The sultan expressed appreciation for U.S. efforts in pursuit of peace, which, he said, "Oman has unswervingly supported."

After the ceremony, the sultan met privately with Reagan to discuss, among other subjects, threats to peace in the Middle East.

Later, Sultan Qaboos attended a lunch at the State Department hosted by Secretary Shultz, to whom he expressed gratitude for the "sympathetic awareness" shown by U.S. officials toward the problems and sensitivities of the Arab world.

That evening, a highlight of the White House visit, the Sultan was the guest of the President and Mrs. Reagan at a sparkling dinner party crowded with top representatives of government, diplomacy and business, and enlivened by the appearance of the Oman delegation, some with the famous curved khanjar in their waistbands. Among the guests were Dr. Michael De Bakey the famous heart surgeon, designer Calvin Klein, artist Andrew Wyeth and Thomas Gleason, President of the International Longshoremen's Association.

Also present was Leonard Silverstein, President of the National Symphony Orchestra touring the dance floor and displaying a gift from the sultan that the Washington Post called "a gesture unparalleled by visiting Kings, Presidents and Potentates." This was a $300,000 check made over to the account of the National Symphony Orchestra, endowing a chair of narrative music in the name of the First Lady, Nancy Reagan.
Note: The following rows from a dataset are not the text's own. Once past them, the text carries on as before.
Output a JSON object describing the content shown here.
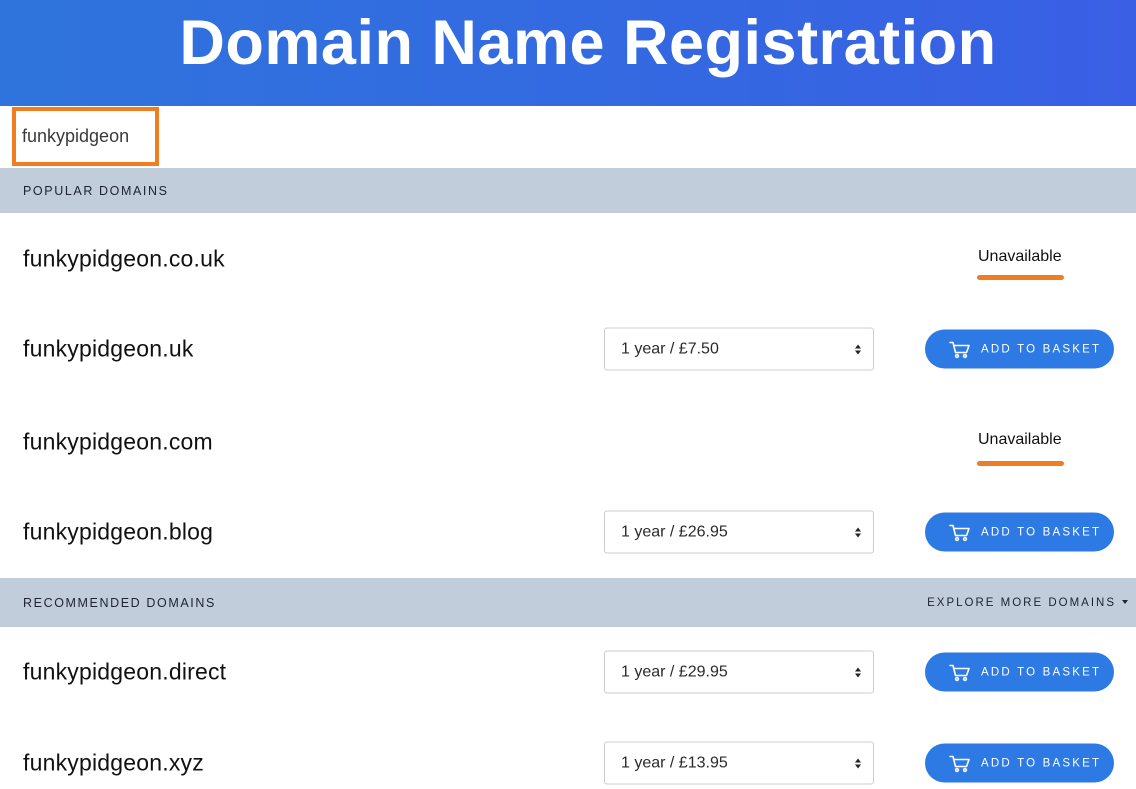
{
  "header": {
    "title": "Domain Name Registration"
  },
  "search": {
    "value": "funkypidgeon"
  },
  "sections": {
    "popular": {
      "title": "POPULAR DOMAINS"
    },
    "recommended": {
      "title": "RECOMMENDED DOMAINS",
      "explore_label": "EXPLORE MORE DOMAINS"
    }
  },
  "rows": [
    {
      "domain": "funkypidgeon.co.uk",
      "status": "Unavailable"
    },
    {
      "domain": "funkypidgeon.uk",
      "price_option": "1 year / £7.50",
      "button_label": "ADD TO BASKET"
    },
    {
      "domain": "funkypidgeon.com",
      "status": "Unavailable"
    },
    {
      "domain": "funkypidgeon.blog",
      "price_option": "1 year / £26.95",
      "button_label": "ADD TO BASKET"
    },
    {
      "domain": "funkypidgeon.direct",
      "price_option": "1 year / £29.95",
      "button_label": "ADD TO BASKET"
    },
    {
      "domain": "funkypidgeon.xyz",
      "price_option": "1 year / £13.95",
      "button_label": "ADD TO BASKET"
    }
  ],
  "icons": {
    "basket": "cart-icon",
    "select": "select-arrows-icon",
    "explore": "caret-down-icon"
  },
  "colors": {
    "banner": "#2f74dc",
    "accent_orange": "#f07d22",
    "button_blue": "#2e7ae4",
    "section_bar": "#c1cddb"
  }
}
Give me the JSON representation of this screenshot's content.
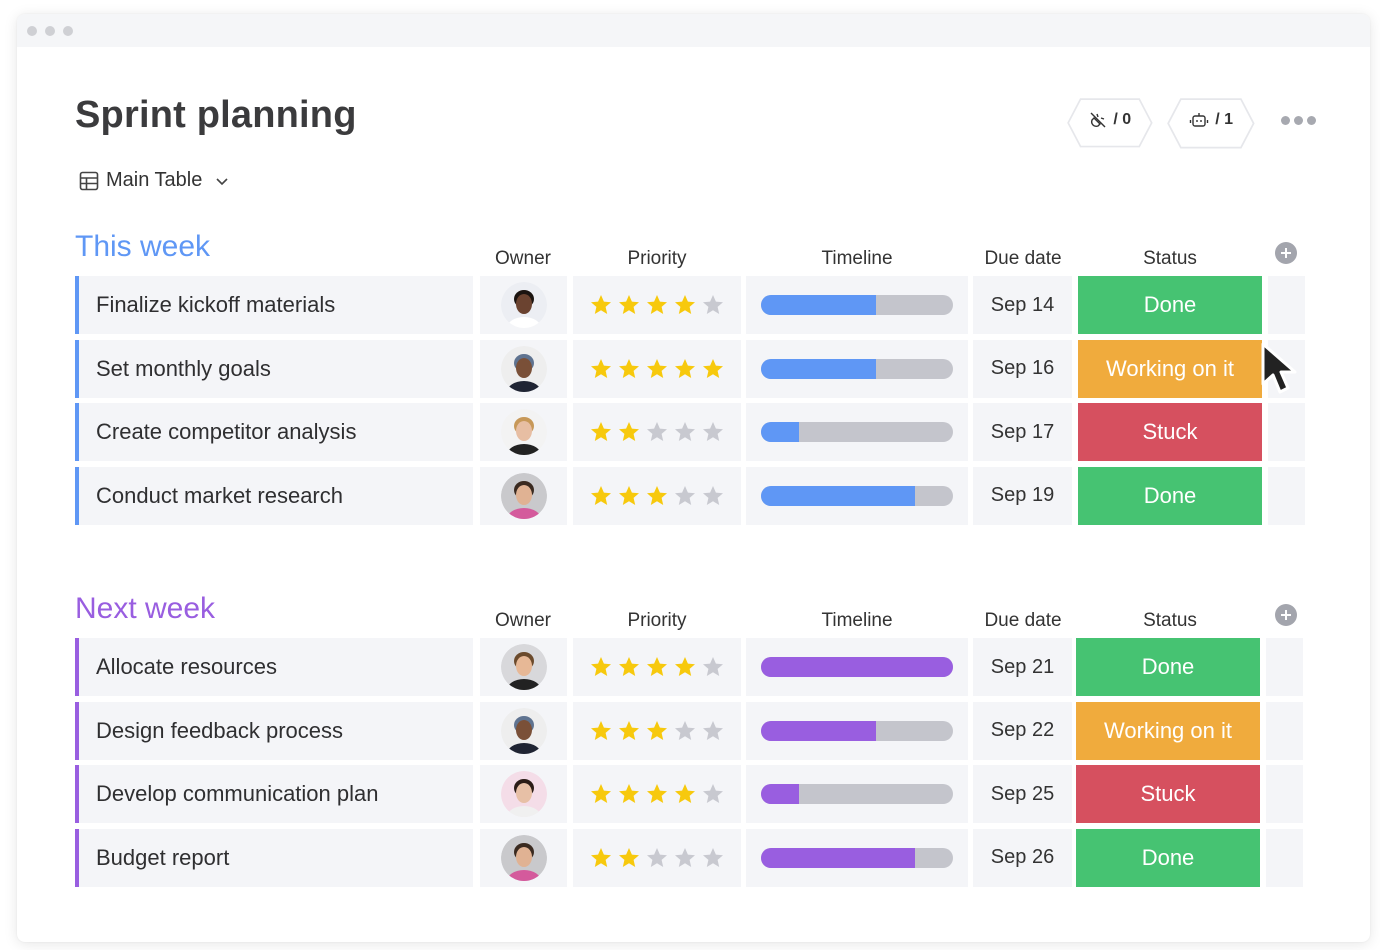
{
  "window": {
    "traffic_lights": 3
  },
  "board": {
    "title": "Sprint planning",
    "view": {
      "icon": "table-icon",
      "label": "Main Table",
      "dropdown_icon": "chevron-down-icon"
    }
  },
  "actions": {
    "integrations": {
      "icon": "plug-disconnected-icon",
      "label": "/ 0"
    },
    "automations": {
      "icon": "robot-icon",
      "label": "/ 1"
    },
    "more": {
      "icon": "more-dots-icon"
    }
  },
  "columns": [
    "Owner",
    "Priority",
    "Timeline",
    "Due date",
    "Status"
  ],
  "status_colors": {
    "Done": "#46c372",
    "Working on it": "#f0ab3d",
    "Stuck": "#d6505f"
  },
  "groups": [
    {
      "title": "This week",
      "color": "#5f97f5",
      "rows": [
        {
          "name": "Finalize kickoff materials",
          "owner": "woman-curly-hair-glasses",
          "priority": 4,
          "timeline_progress": 0.6,
          "due": "Sep 14",
          "status": "Done"
        },
        {
          "name": "Set monthly goals",
          "owner": "man-cap-beard",
          "priority": 5,
          "timeline_progress": 0.6,
          "due": "Sep 16",
          "status": "Working on it"
        },
        {
          "name": "Create competitor analysis",
          "owner": "woman-blonde-hair",
          "priority": 2,
          "timeline_progress": 0.2,
          "due": "Sep 17",
          "status": "Stuck"
        },
        {
          "name": "Conduct market research",
          "owner": "man-beard-floral-shirt",
          "priority": 3,
          "timeline_progress": 0.8,
          "due": "Sep 19",
          "status": "Done"
        }
      ]
    },
    {
      "title": "Next week",
      "color": "#995ee0",
      "rows": [
        {
          "name": "Allocate resources",
          "owner": "man-short-hair-smiling",
          "priority": 4,
          "timeline_progress": 1.0,
          "due": "Sep 21",
          "status": "Done"
        },
        {
          "name": "Design feedback process",
          "owner": "man-cap-beard",
          "priority": 3,
          "timeline_progress": 0.6,
          "due": "Sep 22",
          "status": "Working on it"
        },
        {
          "name": "Develop communication plan",
          "owner": "woman-dark-hair",
          "priority": 4,
          "timeline_progress": 0.2,
          "due": "Sep 25",
          "status": "Stuck"
        },
        {
          "name": "Budget report",
          "owner": "man-beard-floral-shirt",
          "priority": 2,
          "timeline_progress": 0.8,
          "due": "Sep 26",
          "status": "Done"
        }
      ]
    }
  ],
  "ui_colors": {
    "star_on": "#f7c90d",
    "star_off": "#c8c9d0",
    "bar_track": "#c4c5cc"
  }
}
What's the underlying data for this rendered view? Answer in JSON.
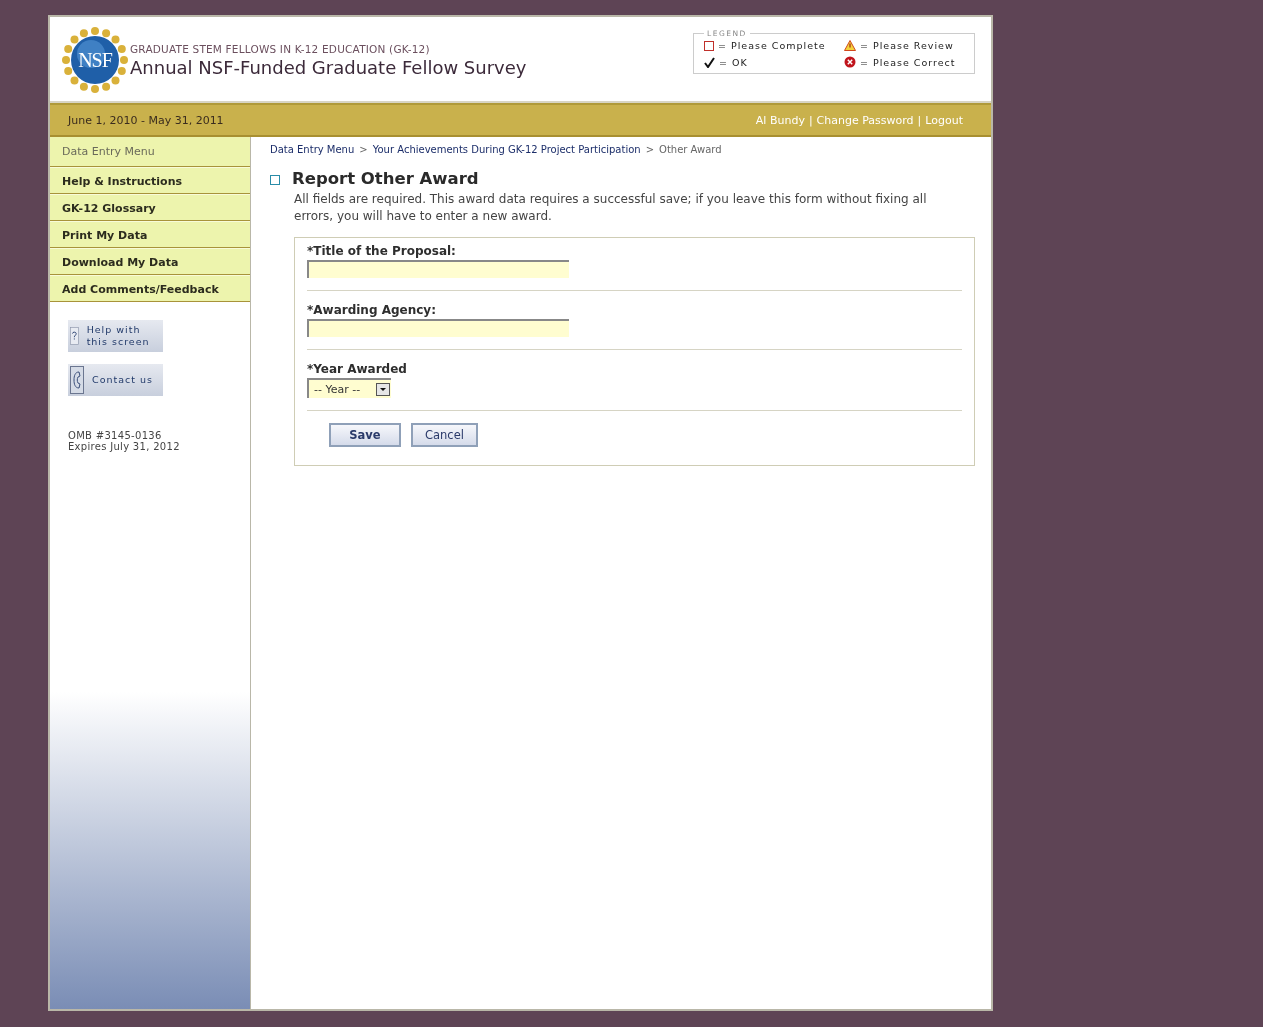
{
  "header": {
    "program": "GRADUATE STEM FELLOWS IN K-12 EDUCATION (GK-12)",
    "title": "Annual NSF-Funded Graduate Fellow Survey",
    "logo_text": "NSF"
  },
  "legend": {
    "title": "LEGEND",
    "items": [
      {
        "kind": "complete",
        "label": "= Please Complete"
      },
      {
        "kind": "review",
        "label": "= Please Review"
      },
      {
        "kind": "ok",
        "label": "= OK"
      },
      {
        "kind": "correct",
        "label": "= Please Correct"
      }
    ]
  },
  "top_bar": {
    "period": "June 1, 2010 - May 31, 2011",
    "separator": "|",
    "links": [
      "Al Bundy",
      "Change Password",
      "Logout"
    ]
  },
  "sidebar": {
    "items": [
      {
        "kind": "header",
        "label": "Data Entry Menu"
      },
      {
        "kind": "link",
        "label": "Help & Instructions"
      },
      {
        "kind": "link",
        "label": "GK-12 Glossary"
      },
      {
        "kind": "link",
        "label": "Print My Data"
      },
      {
        "kind": "link",
        "label": "Download My Data"
      },
      {
        "kind": "link",
        "label": "Add Comments/Feedback"
      }
    ],
    "buttons": [
      {
        "kind": "help",
        "label": "Help with this screen"
      },
      {
        "kind": "contact",
        "label": "Contact us"
      }
    ],
    "omb": [
      "OMB #3145-0136",
      "Expires July 31, 2012"
    ]
  },
  "breadcrumb": {
    "separator": ">",
    "items": [
      {
        "label": "Data Entry Menu",
        "link": true
      },
      {
        "label": "Your Achievements During GK-12 Project Participation",
        "link": true
      },
      {
        "label": "Other Award",
        "link": false
      }
    ]
  },
  "page": {
    "title": "Report Other Award",
    "description": "All fields are required. This award data requires a successful save; if you leave this form without fixing all errors, you will have to enter a new award."
  },
  "form": {
    "fields": [
      {
        "kind": "text",
        "label": "*Title of the Proposal:"
      },
      {
        "kind": "text",
        "label": "*Awarding Agency:"
      },
      {
        "kind": "select",
        "label": "*Year Awarded",
        "value": "-- Year --"
      }
    ],
    "buttons": [
      {
        "kind": "primary",
        "label": "Save"
      },
      {
        "kind": "secondary",
        "label": "Cancel"
      }
    ]
  }
}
A total surprise, the sultan's gift shows his interest in classical music - he is a fan of Brahms and Bach - and is the first such gift to the NSO by a head of state, according to Silverstein. "The grant," Silverstein said, "reflects the exceptional generosity of the sultan and the people of Oman," adding that it also would help the symphony pay its bills.

During the rest of the week, the sultan and his party - some 13 ministers and advisers - mixed work with pleasure. On Wednesday, for example, the sultan met Secretary of Defense Caspar Weinberger at the Pentagon and then joined him and the Joint Chiefs of Staff at a working lunch. On Thursday, Sultan Qaboos was the honored guest at a coffee hosted by Congressman Clement J. Zablocki and then went to lunch with members of the Senate Foreign Relations Committee. Finally, on Friday, he met again with Vice-President Bush and then left for Oman, 150 years of cordial relations reaffirmed.

This article appeared on pages 20-23 of the May/June 1983 print edition of Saudi Aramco World.

See Also: OMAN

Check the Public Affairs Digital Image Archive for May/June 1983 images.